What to work on:
Could you return all of the records exactly, minus their images?

===== Data shown =====

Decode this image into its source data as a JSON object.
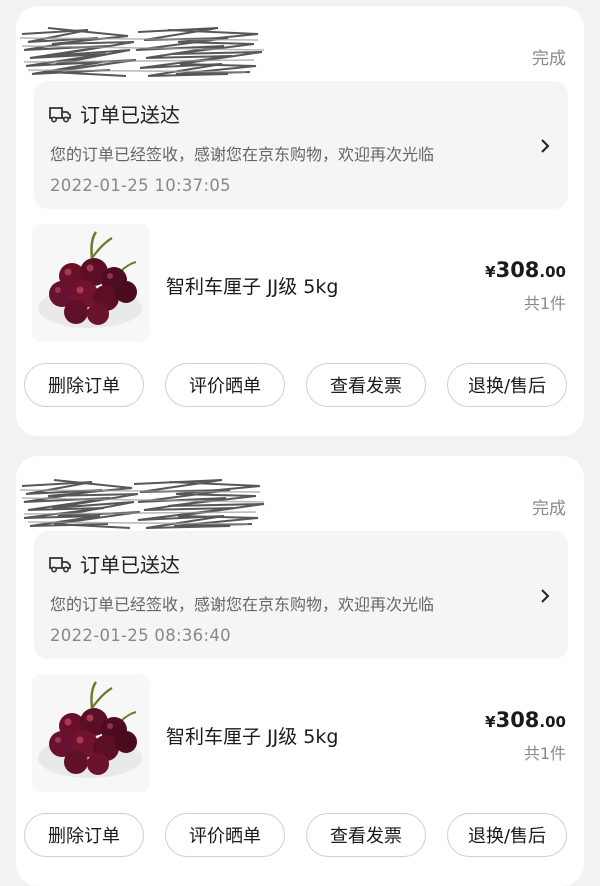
{
  "orders": [
    {
      "status": "完成",
      "tracking": {
        "title": "订单已送达",
        "description": "您的订单已经签收，感谢您在京东购物，欢迎再次光临",
        "time": "2022-01-25 10:37:05"
      },
      "product": {
        "name": "智利车厘子 JJ级 5kg",
        "price_currency": "¥",
        "price_integer": "308",
        "price_decimal": ".00",
        "quantity": "共1件"
      },
      "buttons": {
        "delete": "删除订单",
        "review": "评价晒单",
        "invoice": "查看发票",
        "return": "退换/售后"
      }
    },
    {
      "status": "完成",
      "tracking": {
        "title": "订单已送达",
        "description": "您的订单已经签收，感谢您在京东购物，欢迎再次光临",
        "time": "2022-01-25 08:36:40"
      },
      "product": {
        "name": "智利车厘子 JJ级 5kg",
        "price_currency": "¥",
        "price_integer": "308",
        "price_decimal": ".00",
        "quantity": "共1件"
      },
      "buttons": {
        "delete": "删除订单",
        "review": "评价晒单",
        "invoice": "查看发票",
        "return": "退换/售后"
      }
    }
  ],
  "colors": {
    "background": "#f2f2f2",
    "card": "#ffffff",
    "tracking_box": "#f5f5f5",
    "muted_text": "#8a8a8a",
    "cherry": "#5a0f25"
  }
}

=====

Finished exercise:
Decode this image into its source data as a JSON object.
{
  "orders": [
    {
      "status": "完成",
      "tracking": {
        "title": "订单已送达",
        "description": "您的订单已经签收，感谢您在京东购物，欢迎再次光临",
        "time": "2022-01-25 10:37:05"
      },
      "product": {
        "name": "智利车厘子 JJ级 5kg",
        "price_currency": "¥",
        "price_integer": "308",
        "price_decimal": ".00",
        "quantity": "共1件"
      },
      "buttons": {
        "delete": "删除订单",
        "review": "评价晒单",
        "invoice": "查看发票",
        "return": "退换/售后"
      }
    },
    {
      "status": "完成",
      "tracking": {
        "title": "订单已送达",
        "description": "您的订单已经签收，感谢您在京东购物，欢迎再次光临",
        "time": "2022-01-25 08:36:40"
      },
      "product": {
        "name": "智利车厘子 JJ级 5kg",
        "price_currency": "¥",
        "price_integer": "308",
        "price_decimal": ".00",
        "quantity": "共1件"
      },
      "buttons": {
        "delete": "删除订单",
        "review": "评价晒单",
        "invoice": "查看发票",
        "return": "退换/售后"
      }
    }
  ],
  "colors": {
    "background": "#f2f2f2",
    "card": "#ffffff",
    "tracking_box": "#f5f5f5",
    "muted_text": "#8a8a8a",
    "cherry": "#5a0f25"
  }
}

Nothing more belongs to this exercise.